A six-fold tie is a beautiful thing. The way the hand-finished edges curl up inside each other in the body of the tie, the layers of silk creating that volume that a tie requires through their own support, in absence of the normal wool or hair lining.
(For those that aren’t familiar with how to spot a six-fold tie, it’s literally a case of counting the number of times it has been folded. The two outside edges count as one each – hence a normal tie is a three-fold, as a little lip has usually been folded inside the body, totalling three over all.)
You could even argue that a seven-fold tie is more beautiful, given that it has the added complexity of overlapping layers that together need to create the same, uniform surface on the blade.
Overall, I tend to prefer a lined six-fold, both aesthetically and for how it hangs. The problem with unlined six-folds is that if the silk isn’t thick enough, the knot can be very insubstantial. Tighten it a little and the knot will shrink up, becoming little more than a narrow tube of silk. Wool ties can be made as unlined six-folds without this problem.
However, there is a solution if you already own an unlined six-fold and still like wearing it. This is to knot your tie as usual, but wind the front blade around once more than you would normally. Once that is done, tie as per normal (assuming you are tying a four-in-hand, which for elegance sake you should). This technique adds two more layers of silk and therefore roughly 40% to the body of the knot.

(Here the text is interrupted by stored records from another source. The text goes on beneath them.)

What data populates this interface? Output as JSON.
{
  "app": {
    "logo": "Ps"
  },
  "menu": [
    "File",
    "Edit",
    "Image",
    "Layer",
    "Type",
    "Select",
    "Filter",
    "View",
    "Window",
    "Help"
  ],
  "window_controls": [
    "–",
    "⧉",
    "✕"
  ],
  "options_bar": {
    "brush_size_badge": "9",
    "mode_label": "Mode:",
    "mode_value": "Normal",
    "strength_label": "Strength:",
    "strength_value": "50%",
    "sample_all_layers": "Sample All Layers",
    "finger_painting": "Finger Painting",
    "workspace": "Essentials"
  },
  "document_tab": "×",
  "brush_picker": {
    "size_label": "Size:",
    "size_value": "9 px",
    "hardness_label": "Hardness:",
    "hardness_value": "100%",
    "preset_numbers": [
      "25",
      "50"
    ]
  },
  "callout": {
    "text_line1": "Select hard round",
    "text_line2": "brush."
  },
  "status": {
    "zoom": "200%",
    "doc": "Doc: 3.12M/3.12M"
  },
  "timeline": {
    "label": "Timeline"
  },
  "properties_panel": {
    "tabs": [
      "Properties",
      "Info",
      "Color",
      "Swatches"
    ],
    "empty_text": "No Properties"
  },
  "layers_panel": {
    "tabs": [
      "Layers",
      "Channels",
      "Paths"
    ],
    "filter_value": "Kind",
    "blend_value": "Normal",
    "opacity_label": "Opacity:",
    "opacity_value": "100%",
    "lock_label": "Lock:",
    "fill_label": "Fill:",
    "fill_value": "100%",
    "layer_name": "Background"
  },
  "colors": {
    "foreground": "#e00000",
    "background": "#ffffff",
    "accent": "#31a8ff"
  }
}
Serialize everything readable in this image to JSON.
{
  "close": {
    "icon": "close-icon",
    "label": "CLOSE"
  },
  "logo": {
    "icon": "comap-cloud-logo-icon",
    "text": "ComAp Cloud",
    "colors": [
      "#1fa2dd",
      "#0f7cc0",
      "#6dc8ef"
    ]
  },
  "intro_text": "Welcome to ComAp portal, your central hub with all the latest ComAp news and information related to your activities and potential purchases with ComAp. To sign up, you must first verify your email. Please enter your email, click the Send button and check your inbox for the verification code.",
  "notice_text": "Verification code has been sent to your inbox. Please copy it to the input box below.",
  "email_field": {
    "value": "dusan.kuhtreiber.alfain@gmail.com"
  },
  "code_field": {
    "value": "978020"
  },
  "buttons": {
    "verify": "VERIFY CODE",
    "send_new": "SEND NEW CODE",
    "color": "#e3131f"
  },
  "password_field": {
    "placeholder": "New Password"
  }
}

One thing this technique does not achieve, however, is making the knot longer. Several people have told me that it does, but that is simply not the case if you keep the front blade the same length as you would do for a normal four-in-hand. You use more of the tie, so the back blade gets shorter, but the front blade is still wrapping around the front of the knot in the same place on the tie. So the place in the bottleneck shape will be the same, and the knot the same length.
The only way the knot will become longer is if you prioritise keeping the blades the same length over having the front one the right length. Then you can use this method and share out the reduction in silk between both blades, making both a little shorter. The knot will be longer, but only because you have shortened the front blade and wrapped around the knot lower down the bottleneck. If that was all you wanted – a shorter tie – you needn’t go through all this rigmarole.
So this tying method is useful for unlined ties, where you want to create a thicker knot, and for short people. And it is called either the Albert or the Victoria, depending on whether you push the front blade through the inner or the outer layer of silk respectively to form the knot. (A fact for which I am indebted to Will at A Suitable Wardrobe – things are so much nice when they have a name, don’t you think?)